The days grew long, and grey. One rainy night while sitting in my car - I hit bottom. I found myself tuning the radio to a country music station, and singing along to an old George Jones tune. I had officially entered …
I thought about the burden faced by the universe of software development. Any object I can think of will need to be mocked somewhere, in some program. Forget databases and mail servers. We will mock water fountains and pizza ovens. We will mock robot arms and booster engines. We will mock the stars and the sun. Yes, even the moon. The moon must be mocked.
Mock me, will you?
I’ll mock you, too….
I thought about starting a web site (Mock The World) and selling t-shirts, but I figured only lunatics and government agents would be interested and I didn’t follow through. It took some time to work out of my funk, but eventually, I reached …
I accept mock objects for what they are – a technique to simplify the creation of effective unit tests. I’m always worried, however, about assumptions. Production code contains assumptions about how other objects will behave. Mock objects have a high probability of encoding those same assumptions, and we end up testing tautologies.
Assert.IsTrue( mockWeather.RainTommorow || !mockWeather.RainTommorow).

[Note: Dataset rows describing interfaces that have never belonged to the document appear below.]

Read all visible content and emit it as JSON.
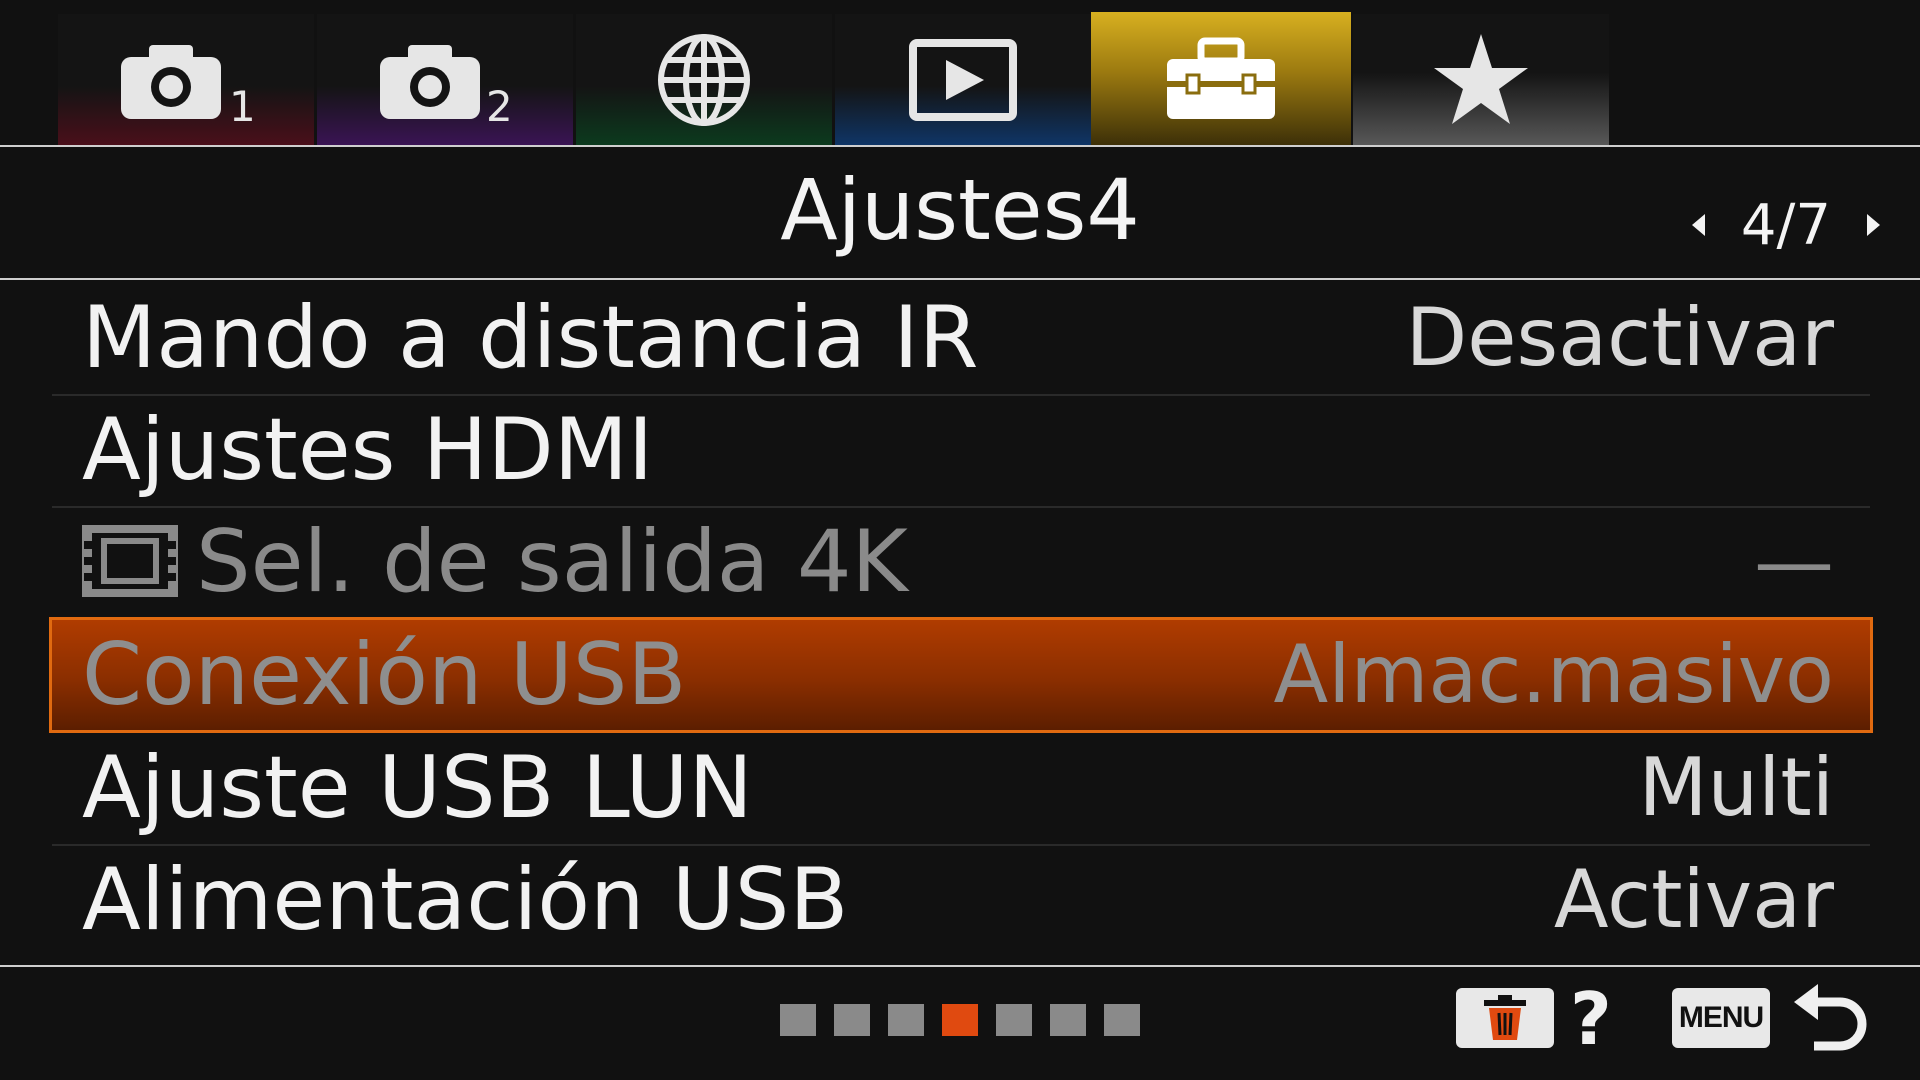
{
  "tabs": [
    {
      "icon": "camera-1-icon",
      "num": "1",
      "color": "#4a0f1a"
    },
    {
      "icon": "camera-2-icon",
      "num": "2",
      "color": "#3a1454"
    },
    {
      "icon": "globe-icon",
      "color": "#0c3a1e"
    },
    {
      "icon": "playback-icon",
      "color": "#0f3566"
    },
    {
      "icon": "toolbox-icon",
      "color": "#d8b020",
      "active": true
    },
    {
      "icon": "star-icon",
      "color": "#585858"
    }
  ],
  "page": {
    "title": "Ajustes4",
    "pager": "4/7"
  },
  "menu": {
    "items": [
      {
        "label": "Mando a distancia IR",
        "value": "Desactivar"
      },
      {
        "label": "Ajustes HDMI",
        "value": ""
      },
      {
        "label": "Sel. de salida 4K",
        "value": "—",
        "disabled": true,
        "icon": "movie-film-icon"
      },
      {
        "label": "Conexión USB",
        "value": "Almac.masivo",
        "selected": true
      },
      {
        "label": "Ajuste USB LUN",
        "value": "Multi"
      },
      {
        "label": "Alimentación USB",
        "value": "Activar"
      }
    ]
  },
  "footer": {
    "page_dots": 7,
    "active_dot": 4,
    "help_label": "?",
    "menu_label": "MENU",
    "accent": "#e04a10"
  }
}
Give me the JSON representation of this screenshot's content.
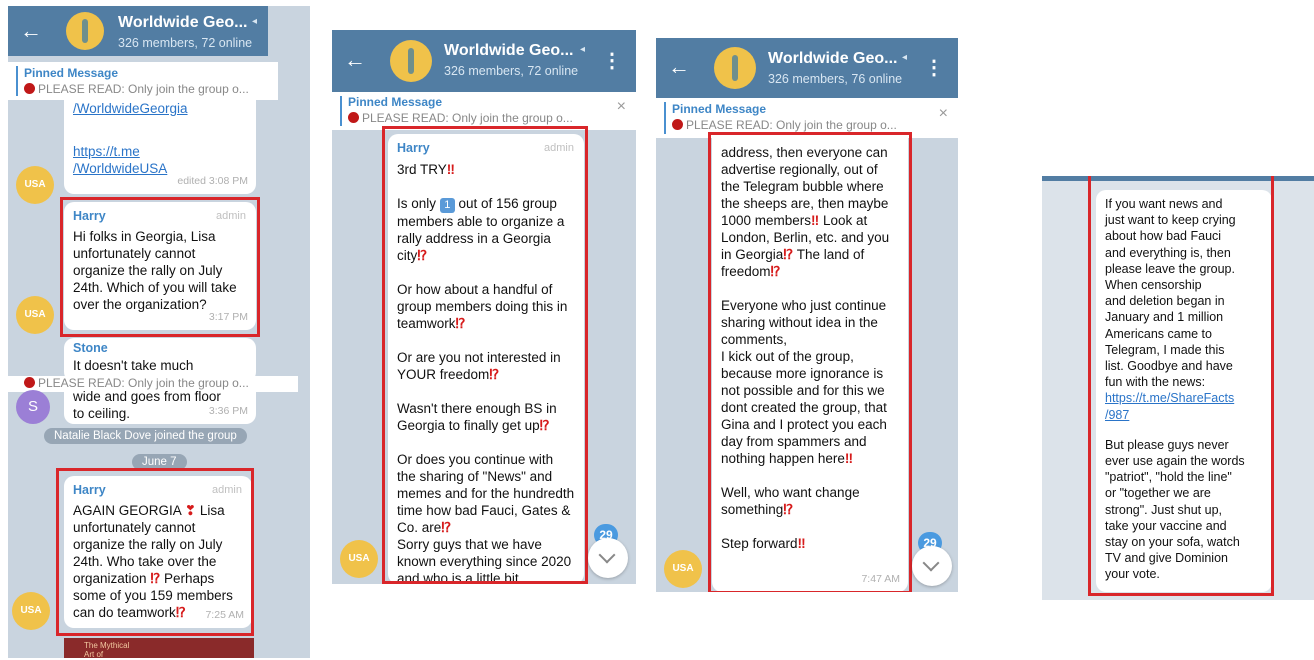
{
  "chat": {
    "title": "Worldwide Geo...",
    "subtitle_72": "326 members, 72 online",
    "subtitle_76": "326 members, 76 online",
    "pinned_label": "Pinned Message",
    "pinned_text": "PLEASE READ:  Only join the group o..."
  },
  "panel1": {
    "link1": "/WorldwideGeorgia",
    "link2": "https://t.me\n/WorldwideUSA",
    "edited": "edited 3:08 PM",
    "msg1": {
      "sender": "Harry",
      "role": "admin",
      "text": "Hi folks in Georgia, Lisa unfortunately cannot organize the rally on July 24th. Which of you will take over the organization?",
      "time": "3:17 PM"
    },
    "stone_sender": "Stone",
    "stone_text": "It doesn't take much",
    "stone_tail": "wide and goes from floor\nto ceiling.",
    "stone_time": "3:36 PM",
    "stone_avatar": "S",
    "join_notice": "Natalie Black Dove joined the group",
    "date_chip": "June 7",
    "msg2": {
      "sender": "Harry",
      "role": "admin",
      "line1": "AGAIN GEORGIA",
      "text_after": " Lisa unfortunately cannot organize the rally on July 24th. Who take over the organization",
      "line3": " Perhaps some of you 159 members can do teamwork",
      "time": "7:25 AM"
    },
    "thumb_text": "The Mythical\nArt of"
  },
  "panel2": {
    "sender": "Harry",
    "role": "admin",
    "p1": "3rd TRY",
    "p2a": "Is only ",
    "p2_key": "1",
    "p2b": " out of 156 group members able to organize a rally address in a Georgia city",
    "p3": "Or how about a handful of group members doing this in teamwork",
    "p4": "Or are you not interested in YOUR freedom",
    "p5": "Wasn't there enough BS in Georgia to finally get up",
    "p6": "Or does you continue with the sharing of \"News\" and memes and for the hundredth time how bad Fauci, Gates & Co. are",
    "p7": "Sorry guys that we have known everything since 2020 and who is a little bit",
    "badge": "29"
  },
  "panel3": {
    "p1a": "address, then everyone can advertise regionally, out of the Telegram bubble where the sheeps are, then maybe 1000 members",
    "p1b": " Look at London, Berlin, etc. and you in Georgia",
    "p1c": " The land of freedom",
    "p2": "Everyone who just continue sharing without idea in the comments,\nI kick out of the group, because more ignorance is not possible and for this we dont created the group, that Gina and I protect you each day from spammers and nothing happen here",
    "p3": "Well, who want change something",
    "p4": "Step forward",
    "time": "7:47 AM",
    "badge": "29"
  },
  "panel4": {
    "p1": "If you want news and\njust want to keep crying\nabout how bad Fauci\nand everything is, then\nplease leave the group.\nWhen censorship\nand deletion began in\nJanuary and 1 million\nAmericans came to\nTelegram, I made this\nlist. Goodbye and have\nfun with the news:",
    "link": "https://t.me/ShareFacts\n/987",
    "p2": "But please guys never\never use again the words\n\"patriot\", \"hold the line\"\nor \"together we are\nstrong\". Just shut up,\ntake your vaccine and\nstay on your sofa, watch\nTV and give Dominion\nyour vote."
  },
  "symbols": {
    "excl": "‼",
    "interrobang": "⁉",
    "back": "←",
    "menu": "⋮",
    "close": "×",
    "mute": "◂",
    "usa": "USA"
  },
  "colors": {
    "header": "#527da3",
    "highlight": "#d9262a",
    "link": "#2a74c8",
    "chat_bg": "#c9d4df"
  }
}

In software development, we always find a better way to build a mousetrap…